Getting to Know the Limits of Bias in Machine Learning

By Nikhil Abraham

Machine learning depends a lot on the in-sample data. This portion of your data is important because you want to discover a point of view of the world, and as with all points of view, it can be wrong, distorted, or just merely partial. You also know that you need an out-of-sample example to check whether the learning process is working. However, these aspects form only part of the picture.

When you make a machine learning algorithm work on data in order to guess a certain response, you are effectively taking a gamble, and that gamble is not just because of the sample you use for learning. There’s more. For the moment, imagine that you freely have access to suitable, unbiased, in-sample data, so data is not the problem. Instead you need to concentrate on the method for learning and predicting.

First, you must consider that you’re betting that the algorithm can reasonably guess the response. You can’t always make this assumption because figuring out certain answers isn’t possible no matter what you know in advance.

For instance, you can’t fully determine the behavior of human beings by knowing their previous history and behavior. Maybe a random effect is involved in the generative process of our behavior (the irrational part of us, for instance), or maybe the issue comes down to free will (the problem is also a philosophical/religious one, and there are many discordant opinions). Consequently, you can guess only some types of responses, and for many others, such as when you try to predict people’s behavior, you have to accept a certain degree of uncertainty which, with luck, is acceptable for your purposes.

Second, you must consider that you’re betting that the relationship between the information you have and the response you want to predict can be expressed as a mathematical formula of some kind, and that your machine learning algorithm is actually capable of guessing that formula. The capacity of your algorithm to guess the mathematical formula behind a response is intrinsically embedded in the nuts and bolts of the algorithm.

Some algorithms can guess almost everything; others actually have a limited set of options. The range of possible mathematical formulations that an algorithm can guess is the set of its possible hypotheses. Consequently, a hypothesis is a single algorithm, specified in all its parameters and therefore capable of a single, specific formulation.

Mathematics is fantastic. It can describe much of the real world by using some simple notation, and it’s the core of machine learning because any learning algorithm has a certain capability to represent a mathematical formulation. Some algorithms, such as linear regression, explicitly use a specific mathematical formulation for representing how a response (for instance, the price of a house) relates to a set of predictive information (such as market information, house location, surface of the estate, and so on).

Some formulations are so complex and intricate that even though representing them on paper is possible, doing so is too difficult in practical terms. Some other sophisticated algorithms, such as decision trees, don’t have an explicit mathematical formulation, but are so adaptable that they can be set to approximate a large range of formulations easily. As an example, consider a simple and easily explained formulation. The linear regression is just a line in a space of coordinates given by the response and all the predictors. In the easiest example, you can have a response, y, and a single predictor, x, with a formulation of

y=β1x1 + β0
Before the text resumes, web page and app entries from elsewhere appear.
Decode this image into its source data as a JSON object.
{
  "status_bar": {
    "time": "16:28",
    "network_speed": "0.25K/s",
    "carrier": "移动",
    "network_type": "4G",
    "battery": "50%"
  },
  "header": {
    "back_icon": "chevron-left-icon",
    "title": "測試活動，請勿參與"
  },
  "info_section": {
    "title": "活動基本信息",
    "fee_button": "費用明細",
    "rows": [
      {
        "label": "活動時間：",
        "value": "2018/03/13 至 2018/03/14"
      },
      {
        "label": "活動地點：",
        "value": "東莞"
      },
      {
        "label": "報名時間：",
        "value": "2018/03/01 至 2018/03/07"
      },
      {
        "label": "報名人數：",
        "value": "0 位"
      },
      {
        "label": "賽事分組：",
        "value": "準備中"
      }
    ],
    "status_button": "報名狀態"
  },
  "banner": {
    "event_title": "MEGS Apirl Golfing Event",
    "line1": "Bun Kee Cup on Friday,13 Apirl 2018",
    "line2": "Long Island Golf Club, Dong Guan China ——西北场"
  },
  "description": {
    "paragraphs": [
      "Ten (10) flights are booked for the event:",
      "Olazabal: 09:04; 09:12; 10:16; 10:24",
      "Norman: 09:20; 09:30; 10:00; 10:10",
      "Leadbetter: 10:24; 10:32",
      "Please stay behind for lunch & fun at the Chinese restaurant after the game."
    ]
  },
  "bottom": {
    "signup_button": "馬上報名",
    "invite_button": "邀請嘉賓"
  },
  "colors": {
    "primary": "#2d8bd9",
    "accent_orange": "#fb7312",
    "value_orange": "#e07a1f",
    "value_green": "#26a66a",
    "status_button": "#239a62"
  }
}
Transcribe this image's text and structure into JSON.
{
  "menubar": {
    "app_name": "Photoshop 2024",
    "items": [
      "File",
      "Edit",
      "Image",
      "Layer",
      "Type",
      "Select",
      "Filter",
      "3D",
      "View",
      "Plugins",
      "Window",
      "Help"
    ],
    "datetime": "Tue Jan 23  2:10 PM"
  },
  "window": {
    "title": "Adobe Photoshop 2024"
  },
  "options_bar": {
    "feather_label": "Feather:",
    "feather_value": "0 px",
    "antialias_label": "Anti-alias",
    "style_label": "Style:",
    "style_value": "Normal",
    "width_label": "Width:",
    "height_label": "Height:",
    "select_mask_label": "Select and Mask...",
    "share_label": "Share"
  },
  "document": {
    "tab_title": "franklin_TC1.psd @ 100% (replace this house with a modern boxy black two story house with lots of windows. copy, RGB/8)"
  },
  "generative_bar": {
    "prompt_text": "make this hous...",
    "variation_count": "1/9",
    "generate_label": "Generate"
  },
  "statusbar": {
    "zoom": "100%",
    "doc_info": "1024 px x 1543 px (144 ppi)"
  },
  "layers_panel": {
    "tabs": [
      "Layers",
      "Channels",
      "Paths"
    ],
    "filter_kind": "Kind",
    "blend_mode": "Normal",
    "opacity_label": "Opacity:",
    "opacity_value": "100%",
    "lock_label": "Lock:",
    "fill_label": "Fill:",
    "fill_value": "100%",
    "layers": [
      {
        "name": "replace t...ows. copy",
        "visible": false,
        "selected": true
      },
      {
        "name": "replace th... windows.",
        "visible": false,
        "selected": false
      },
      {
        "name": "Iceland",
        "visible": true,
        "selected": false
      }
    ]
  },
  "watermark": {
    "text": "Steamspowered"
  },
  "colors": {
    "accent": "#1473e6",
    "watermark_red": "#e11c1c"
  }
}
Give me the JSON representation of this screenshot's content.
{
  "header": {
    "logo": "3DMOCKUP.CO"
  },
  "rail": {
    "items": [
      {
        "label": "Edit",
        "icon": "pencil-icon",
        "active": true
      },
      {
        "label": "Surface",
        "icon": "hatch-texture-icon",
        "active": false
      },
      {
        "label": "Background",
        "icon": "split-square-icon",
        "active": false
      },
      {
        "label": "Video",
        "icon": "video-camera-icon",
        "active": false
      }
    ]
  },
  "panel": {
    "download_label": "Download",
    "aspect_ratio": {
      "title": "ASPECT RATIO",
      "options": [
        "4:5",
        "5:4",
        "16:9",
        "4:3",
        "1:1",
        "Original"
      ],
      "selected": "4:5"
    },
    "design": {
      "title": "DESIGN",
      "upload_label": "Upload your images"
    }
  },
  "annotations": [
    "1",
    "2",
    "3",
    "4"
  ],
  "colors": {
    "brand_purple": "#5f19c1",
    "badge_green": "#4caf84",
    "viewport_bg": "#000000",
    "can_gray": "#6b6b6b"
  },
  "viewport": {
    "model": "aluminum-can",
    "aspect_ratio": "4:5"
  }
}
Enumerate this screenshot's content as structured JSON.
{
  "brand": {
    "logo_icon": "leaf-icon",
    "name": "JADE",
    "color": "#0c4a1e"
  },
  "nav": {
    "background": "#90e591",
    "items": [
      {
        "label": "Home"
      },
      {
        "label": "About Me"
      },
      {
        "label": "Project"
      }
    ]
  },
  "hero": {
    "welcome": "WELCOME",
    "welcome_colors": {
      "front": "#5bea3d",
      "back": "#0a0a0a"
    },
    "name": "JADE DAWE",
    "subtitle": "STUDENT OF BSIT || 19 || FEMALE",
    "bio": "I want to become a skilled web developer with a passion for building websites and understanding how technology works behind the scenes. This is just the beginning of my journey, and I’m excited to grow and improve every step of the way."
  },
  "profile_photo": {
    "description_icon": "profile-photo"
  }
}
In a simple situation of a response predicted by a single feature, such a model is perfect when your data arranges itself as a line. However, what happens if it doesn’t and instead shapes itself like a curve? To represent the situation, just observe the following bidimensional representations.

machine learning linear model
Example of a linear model struggling to map a curve function.

When points resemble a line or a cloud, some error occurs when you’re figuring out that the result is a straight line; therefore the mapping provided by the preceding formulation is somehow imprecise. However, the error doesn’t appear systematically but rather randomly because some points are above the mapped line and others are below it. The situation with the curved, shaped cloud of points is different, because this time, the line is sometimes exact but at other times is systematically wrong. Sometimes points are always above the line; sometimes they are below it.

Given the simplicity of its mapping of the response, your algorithm tends to systematically overestimate or underestimate the real rules behind the data, representing its bias. The bias is characteristic of simpler algorithms that can’t express complex mathematical formulations.